For his part, the writer and researcher in international relations, Dr. Makram Rabah, considered during his interview with Rozana that Trump’s recognition contradicts and renounces all international covenants and pledges to grant sovereignty to a state on occupied territories. This constitutes a legal precedent, according to him.
 
He also noted that the international position is now almost unanimous in rejecting American recognition. He said that “the majority of EU countries rejected this declaration, because it will constitute legal precedents in relation to the sovereign decisions of states.”
 
The Syrian writer thinks that, through American recognition, Washington seeks to fortify Israel's share of the Syrian crisis, especially as the battles and clashes have largely subsided in Syria, as he put it. He went on saying that “it seems that the political and geographical quotas of all the forces that participated in this crisis have begun directly and indirectly.”
 
He said that the United States wanted to cut Israel's share of this quota, by taking the Syrian Golan and granting it to Israel, with the close end of the Syrian file, as he put it. With regard to the declaration of war on Israel, Munawar stressed that all that happened in Syria is a proxy war by proxy forces on the ground for greater powers, both regionally and internationally.
 
The researcher in political affairs asserted that “even this war will be a virtual media war and we will hear about its losses in the media only, as we heard about the sudden disappearance of ISIS from Syria and Iraq.”
 
He added that “this war is intended to dedicate political results and outputs which determine the status quo and the shares of the victors, but on the ground context of events, it indicates that the only target in this war will be in the interest of Iranian influence on the Syrian territory. Therefore, Israel will find in this influence a direct target for its air strikes, while the regime will keep the remaining troops and play the role of spectator because it does not want to lose the remaining insurance policy that will provide it with the opportunity to stay in power.   
 
With regard to the possibility of a war in the region after Trump’s declaration, Munawar explained that the regime knew that not joining a war against Israel in this particular circumstance was an “insurance policy”, after Israel seized the Golan with a US decision. He added that “there are other forces that push it to do so, which are Iran mainly, and then Iraqi fighters. Meanwhile, Russia is trying to control the developments of this battle, in an attempt to avoid a direct confrontation between the forces of the regime and Israel.”  
 
The US Secretary of State, Mike Pompeo, announced that the United States is in talks with the Gulf States, Turkey, and Canada on the issue of recognition of Israel's sovereignty over the occupied Syrian Golan.

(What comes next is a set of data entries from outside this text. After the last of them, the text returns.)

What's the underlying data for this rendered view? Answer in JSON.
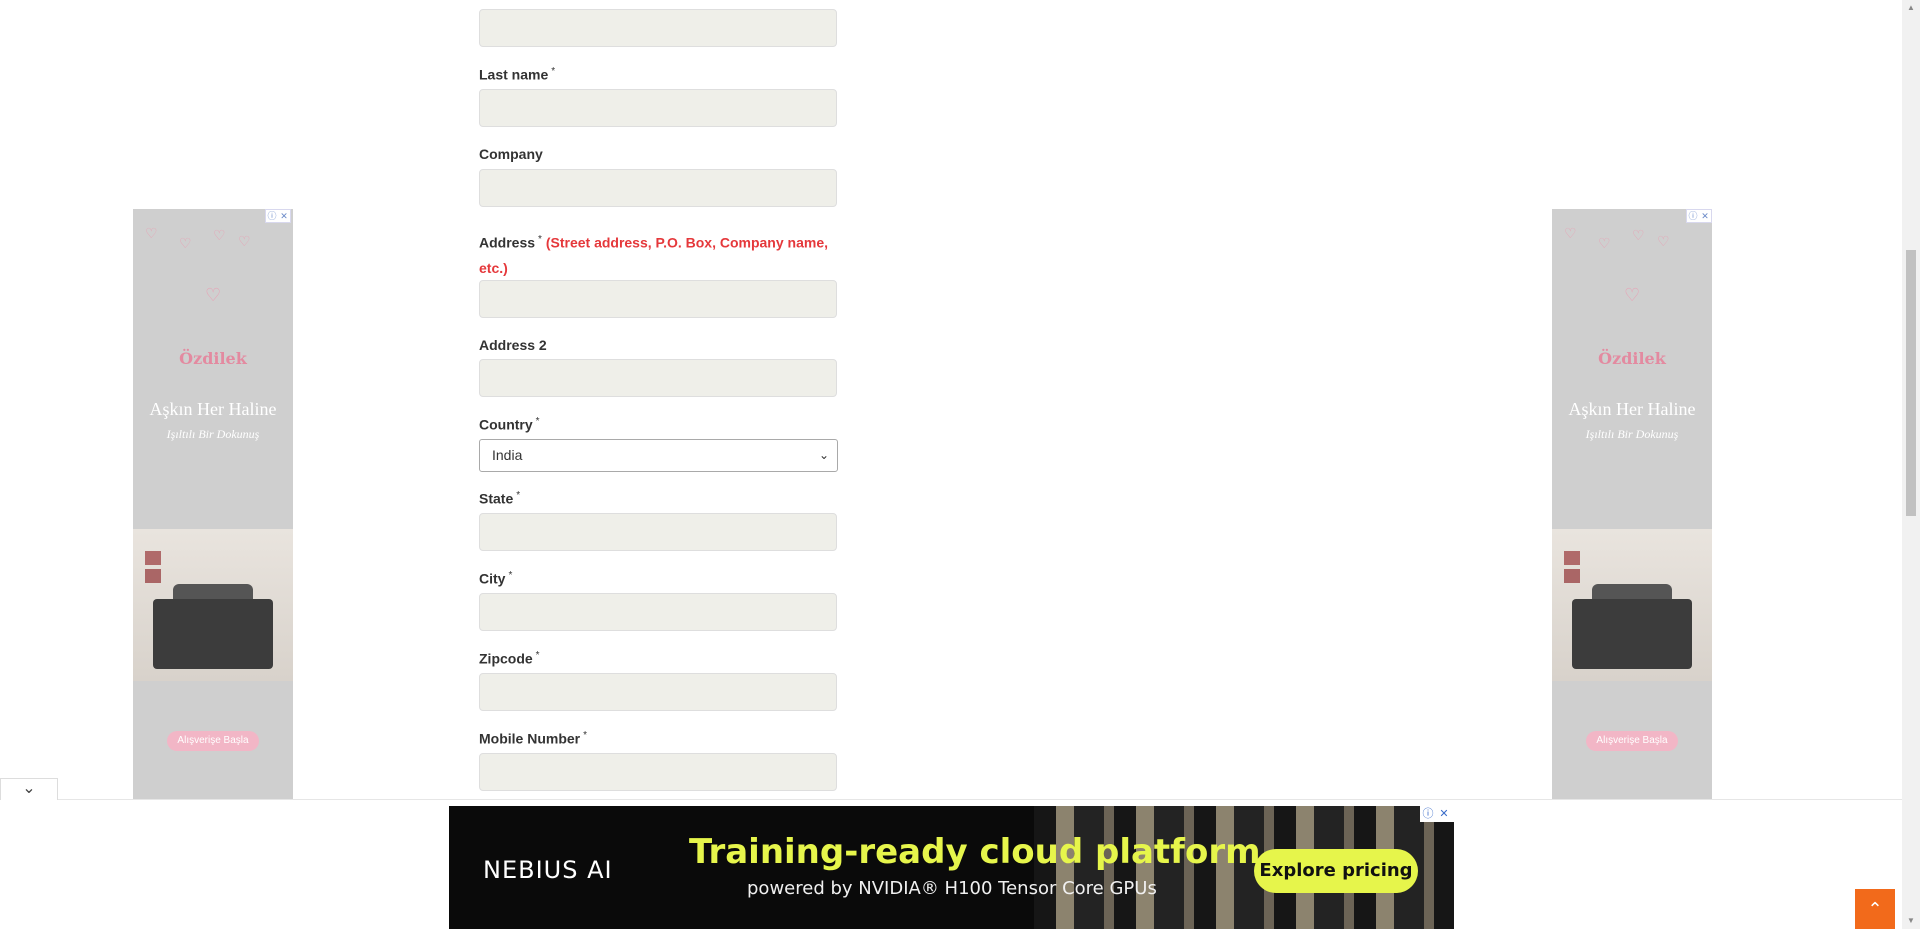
{
  "form": {
    "last_name_label": "Last name",
    "company_label": "Company",
    "address_label": "Address",
    "address_hint": "(Street address, P.O. Box, Company name, etc.)",
    "address2_label": "Address 2",
    "country_label": "Country",
    "country_value": "India",
    "state_label": "State",
    "city_label": "City",
    "zipcode_label": "Zipcode",
    "mobile_label": "Mobile Number",
    "required_mark": "*"
  },
  "side_ad": {
    "brand": "Özdilek",
    "headline": "Aşkın Her Haline",
    "subline": "Işıltılı Bir Dokunuş",
    "cta": "Alışverişe Başla",
    "heart_icon": "heart-icon",
    "info_icon": "info-icon",
    "close_icon": "close-icon"
  },
  "banner_ad": {
    "logo": "NEBIUS AI",
    "headline": "Training-ready cloud platform",
    "subline": "powered by NVIDIA® H100 Tensor Core GPUs",
    "cta": "Explore pricing",
    "accent_color": "#e6f54b"
  },
  "ui": {
    "collapse_icon": "chevron-down-icon",
    "back_to_top_icon": "chevron-up-icon",
    "back_to_top_color": "#f26a1b"
  }
}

Since the June 1967 war, Israel has occupied about 1,200 square kilometers of the Syrian Golan Heights, which was a move not recognized by the international community, while around 510 square kilometers remained under Syrian sovereignty.
 
The Golan, which was previously part of the Syrian province of Quneitra, under international law, is an occupied territory and is subject to UN Security Council Resolution 242 of 1967, which stipulates that Israel must withdraw from the area.